See How An AZ Artist’s Effervescent Abstract Paintings Exude Vitality


Niki Woehler in a harness floats above a large blue painting on the floor of an art studio

Artist Niki Woehler commissioned Hollywood riggers to created a motorized artist for an easier large-scale painting process.

When artist Niki Woehler paints, color takes on a life of its own. She lets it misbehave, splattering, fizzing and flowing freely across her vast canvases, diverging from predictable paths into something new. Sealed in with resin, the final abstract work feels primordial, summoning the same sublime awe of vast sunset skies, ancient canyon chasms or oceans fathoms deep. “It’s this beautiful, delicate dance of learning where to guide and manipulate but also where to let go,” the painter says. “I always leave room for exploration, for surprise.”

a vignette of bottles of paint

Woehler uses a free-form approach to her acrylic, enamel and hand-mixed pigment paintings. She blends and scrapes the colors together to create nature-inspired works.

Orange-gray-and-brown abstract painting, a blue-and-white abstract triptych and a black-white-and-yellow abstract

"Because my studio is on Main Street in Old Town, people walk in and get to see the work being done," Woehler says. "It's this incredible touchpoint."

a large blue-white-and-gold abstract triptych in front of a white sofa

"My process has so many layers of different transparencies to get the effect.

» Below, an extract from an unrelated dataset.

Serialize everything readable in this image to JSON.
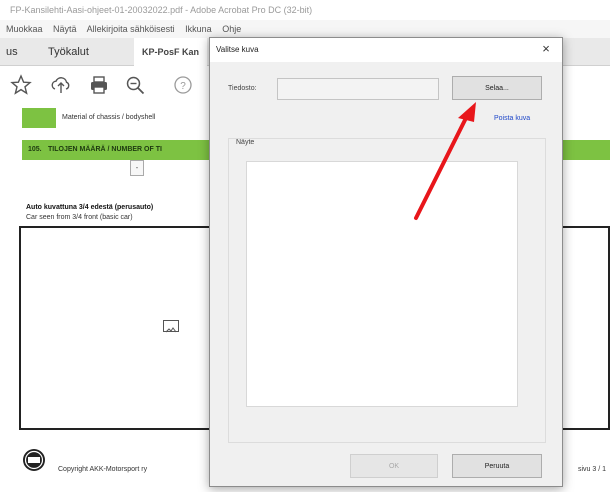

I then put things back, scraping things off and use chemicals in some places and not in the others," the artist says of her unique approach.

a red loveseat sits in front of a large abstract painting

Cozy seating in front of one of Woehler's paintings allow viewers to relax in front of the work.

a grid installation of 16 abstract, colorful paintings

Woehler is known for her resin-coated pieces, such as the installation Journey to the Soul.

Embracing the unexpected has become the theme of Woehler’s life. She painted for herself for years while running a successful boutique ad agency. But by 2012, art’s gravitational pull proved undeniable. Only painting provided “that constant stimulation I needed,” she explains. “It feels so fresh every single time. I live for that.”

Woehler begins by selecting palettes inspired by natural phenomena: from the way copper patinas in the open air to how seawater swirls with sand. She then lays her canvases on the floor, channeling waves of liquid paint around with trowels, squeegees and spatulas, letting the movement mold the shapes. For extra-large compositions, she climbs into a motorized harness designed by Hollywood riggers that descends from the ceiling. Floating above gives her greater control of the process.

The artist prefers mixing her own paints by combining loose pigments with different mediums to vary its fluidity, from loose splashes to a molten lava-like consistency. Other additives like sodium bicarbonate and denatured alcohol spark chemical reactions, injecting another layer of surprise into the process. “Whoever said watching paint dry is boring clearly hasn’t sat with me,” the artist laughs. “Because mine is always bubbling and festering.” Then comes her signature coat of glass-like resin, “which gives so much dimension,” she adds. “That’s when all the beautiful hues and textures come out.” 

These dynamic paintings are now breaking away from canvases and into a line of wallpaper, upholstery fabric and rugs. Featuring both previous work and new original compositions, the artist wants to envelop entire spaces with her colors in motion. “I love that I can paint something beautiful and turn the whole room into it,” she shares. For her, there is no greater joy in painting than drawing viewers into a shared whirlpool of sensation and wonder.